--- Exercise inputs Enclosed Below ---

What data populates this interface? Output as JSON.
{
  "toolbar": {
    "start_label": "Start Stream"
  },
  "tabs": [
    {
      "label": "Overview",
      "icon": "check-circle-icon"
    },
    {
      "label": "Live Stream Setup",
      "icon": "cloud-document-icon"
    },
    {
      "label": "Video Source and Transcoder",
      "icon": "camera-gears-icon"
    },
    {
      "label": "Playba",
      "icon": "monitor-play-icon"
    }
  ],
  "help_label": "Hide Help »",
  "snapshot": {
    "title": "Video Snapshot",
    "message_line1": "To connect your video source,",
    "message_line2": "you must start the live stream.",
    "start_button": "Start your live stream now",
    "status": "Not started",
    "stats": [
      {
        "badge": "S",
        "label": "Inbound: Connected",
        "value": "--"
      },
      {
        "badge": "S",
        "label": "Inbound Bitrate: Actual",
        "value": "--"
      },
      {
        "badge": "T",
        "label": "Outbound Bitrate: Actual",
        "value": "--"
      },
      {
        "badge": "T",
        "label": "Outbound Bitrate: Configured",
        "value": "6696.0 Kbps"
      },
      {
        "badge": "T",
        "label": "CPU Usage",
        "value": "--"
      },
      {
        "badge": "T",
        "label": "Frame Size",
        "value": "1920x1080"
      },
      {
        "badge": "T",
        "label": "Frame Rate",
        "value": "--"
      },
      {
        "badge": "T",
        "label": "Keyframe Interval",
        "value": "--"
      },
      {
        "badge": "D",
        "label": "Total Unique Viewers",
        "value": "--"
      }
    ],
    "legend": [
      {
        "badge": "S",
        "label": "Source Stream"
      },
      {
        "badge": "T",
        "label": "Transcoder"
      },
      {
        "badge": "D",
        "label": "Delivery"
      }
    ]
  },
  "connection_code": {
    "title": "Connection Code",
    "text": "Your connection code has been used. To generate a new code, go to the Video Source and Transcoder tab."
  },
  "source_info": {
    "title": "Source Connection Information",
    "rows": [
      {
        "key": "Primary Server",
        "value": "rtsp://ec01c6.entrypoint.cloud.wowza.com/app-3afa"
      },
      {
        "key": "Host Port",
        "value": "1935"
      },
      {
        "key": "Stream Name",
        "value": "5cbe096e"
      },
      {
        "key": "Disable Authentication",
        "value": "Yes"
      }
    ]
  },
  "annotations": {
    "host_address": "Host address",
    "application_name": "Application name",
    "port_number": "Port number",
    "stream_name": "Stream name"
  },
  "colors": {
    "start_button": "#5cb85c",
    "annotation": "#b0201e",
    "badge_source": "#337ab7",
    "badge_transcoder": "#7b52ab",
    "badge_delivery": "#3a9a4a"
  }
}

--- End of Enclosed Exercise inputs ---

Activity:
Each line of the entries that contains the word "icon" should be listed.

Answer box:
      "icon": "check-circle-icon"
      "icon": "cloud-document-icon"
      "icon": "camera-gears-icon"
      "icon": "monitor-play-icon"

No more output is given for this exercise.